Like it or not, but those pretentious jerks are the reason a lot of things achieve high art. Getting mad at a show or movie or book that tries to be more than that is to deny the idea of the human existence. Saying that ‘Bioshock’ is pretentious for daring to use philosophical dilemmas like objectivism and a purely free market is to deny humans their right to grow more knowledgeable whilst simultaneously being entertained. Saying that anything laced with big words and difficult concepts is pretentious is to be so full of yourself that you feel you gain nothing by growing as a human being.

What’s pretentious is when these things are used for no other reason than to sound intelligent.

My point is, anything from a movie about the moral ambiguity of immigrants and weapons manufacturing, to transforming robots from an alien planet can be art in some way. Asking it to try is not a sin of any kind. Pretentiousness should be discouraged, but first, we need to relearn what that means.


~ by sniffits on April 25, 2010.

2 Responses to “Pretentertaiment (In defense of art and critics)”

  1. This is a very long and debatable post. I find myself in a difficult situation here because sometimes I unconsciously look down on others who are different or prefer something I think is bad. Comparison and discrimination is in our nature. Nevertheless, being able to defy one’s nature is being a civilized human.

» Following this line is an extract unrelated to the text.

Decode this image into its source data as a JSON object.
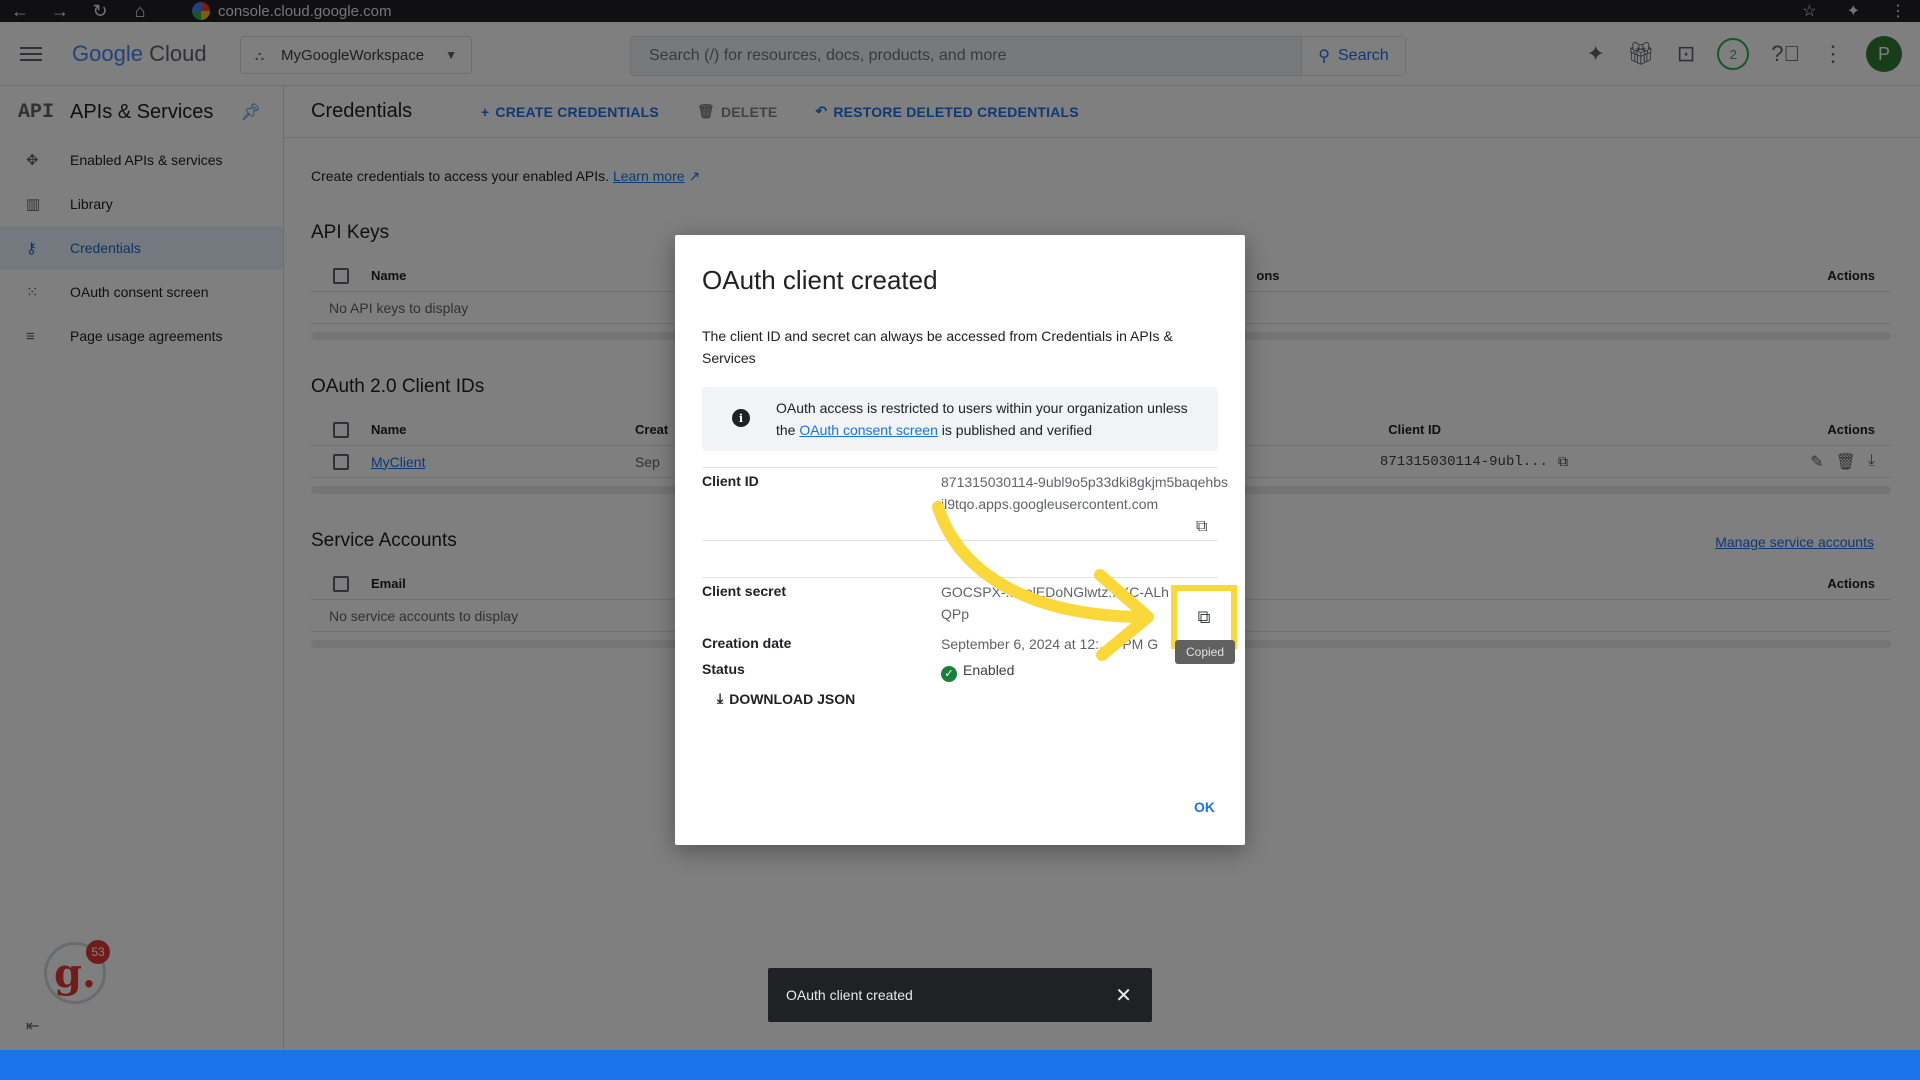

All I can do is to try and believe that I can do better.

    • I think we all do that because, as you said, it is in our nature. I think my main problem was with the idea that criticism is bad when justified or that because something is criticized, the person hates that someone likes it. I can’t stand Twilight, but I don’t care that other people like it. that’s not going to stop me from laughing at the merchandise. It’s a pretty complex subject with plenty of exceptions. I think the major thing I dislike is when people try to sound smart for the sake of sounding smart and when other people hate something because it’s trying to be different or hate people for criticizing what they thought was great. In the end, it’s just safe to go case by case.

      Sorry if I make no sense. I’m really tired @-@

Leave a Reply

Fill in your details below or click an icon to log in: Logo

You are commenting using your account. Log Out /  Change )

Google photo

You are commenting using your Google account. Log Out /  Change )

Twitter picture

You are commenting using your Twitter account. Log Out /  Change )

Facebook photo

You are commenting using your Facebook account. Log Out /  Change )

Connecting to %s

%d bloggers like this: